PROBLEM DETAILS: Filter the entries for the word "сообщение". Copy each line that has it.

(Element data from apps and pages)
______

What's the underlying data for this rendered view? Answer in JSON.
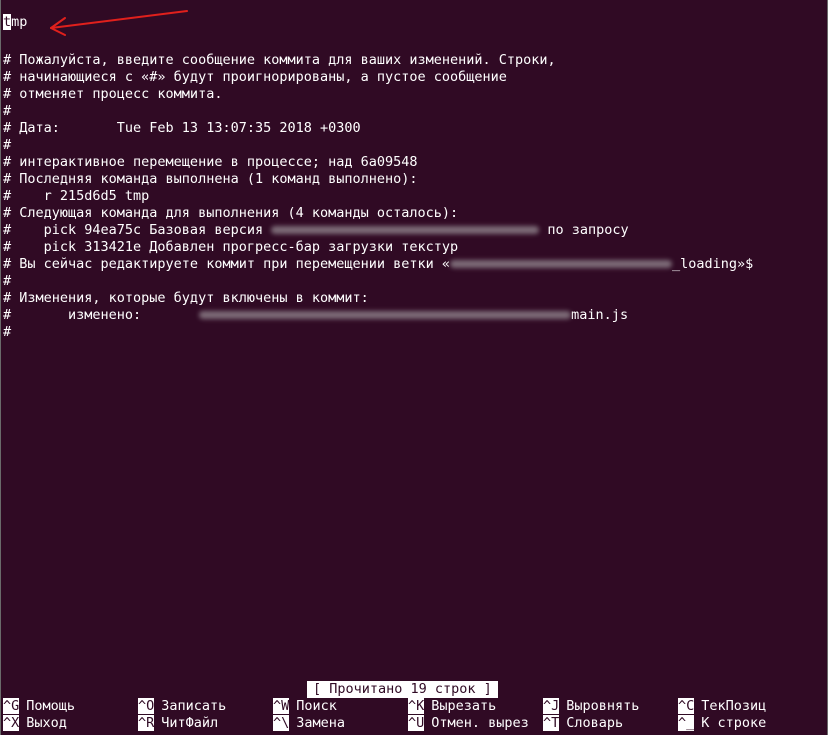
{
  "editor": {
    "first_line_cursor_char": "t",
    "first_line_rest": "mp",
    "lines": [
      "",
      "# Пожалуйста, введите сообщение коммита для ваших изменений. Строки,",
      "# начинающиеся с «#» будут проигнорированы, а пустое сообщение",
      "# отменяет процесс коммита.",
      "#",
      "# Дата:       Tue Feb 13 13:07:35 2018 +0300",
      "#",
      "# интерактивное перемещение в процессе; над 6a09548",
      "# Последняя команда выполнена (1 команд выполнено):",
      "#    r 215d6d5 tmp",
      "# Следующая команда для выполнения (4 команды осталось):"
    ],
    "pick1_prefix": "#    pick 94ea75c Базовая версия",
    "pick1_suffix": "по запросу",
    "pick2": "#    pick 313421e Добавлен прогресс-бар загрузки текстур",
    "rebase_prefix": "# Вы сейчас редактируете коммит при перемещении ветки «",
    "rebase_suffix": "_loading»$",
    "hash_line": "#",
    "changes_header": "# Изменения, которые будут включены в коммит:",
    "modified_prefix": "#       изменено:",
    "modified_suffix": "main.js",
    "last_hash": "#"
  },
  "status_message": "[ Прочитано 19 строк ]",
  "shortcuts_row1": [
    {
      "key": "^G",
      "label": "Помощь"
    },
    {
      "key": "^O",
      "label": "Записать"
    },
    {
      "key": "^W",
      "label": "Поиск"
    },
    {
      "key": "^K",
      "label": "Вырезать"
    },
    {
      "key": "^J",
      "label": "Выровнять"
    },
    {
      "key": "^C",
      "label": "ТекПозиц"
    }
  ],
  "shortcuts_row2": [
    {
      "key": "^X",
      "label": "Выход"
    },
    {
      "key": "^R",
      "label": "ЧитФайл"
    },
    {
      "key": "^\\",
      "label": "Замена"
    },
    {
      "key": "^U",
      "label": "Отмен. вырез"
    },
    {
      "key": "^T",
      "label": "Словарь"
    },
    {
      "key": "^_",
      "label": "К строке"
    }
  ],
  "colors": {
    "background": "#300a24",
    "foreground": "#ffffff",
    "annotation_arrow": "#e0201c"
  }
}
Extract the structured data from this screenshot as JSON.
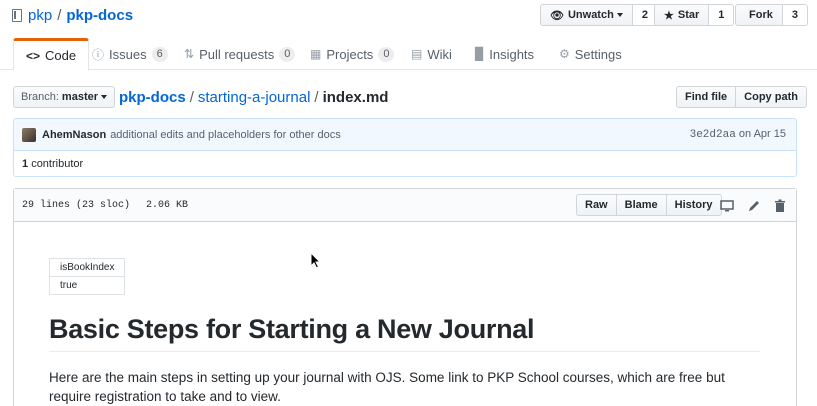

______

RESPONSE TO THE EXERCISE:
      "# Пожалуйста, введите сообщение коммита для ваших изменений. Строки,",
      "# начинающиеся с «#» будут проигнорированы, а пустое сообщение",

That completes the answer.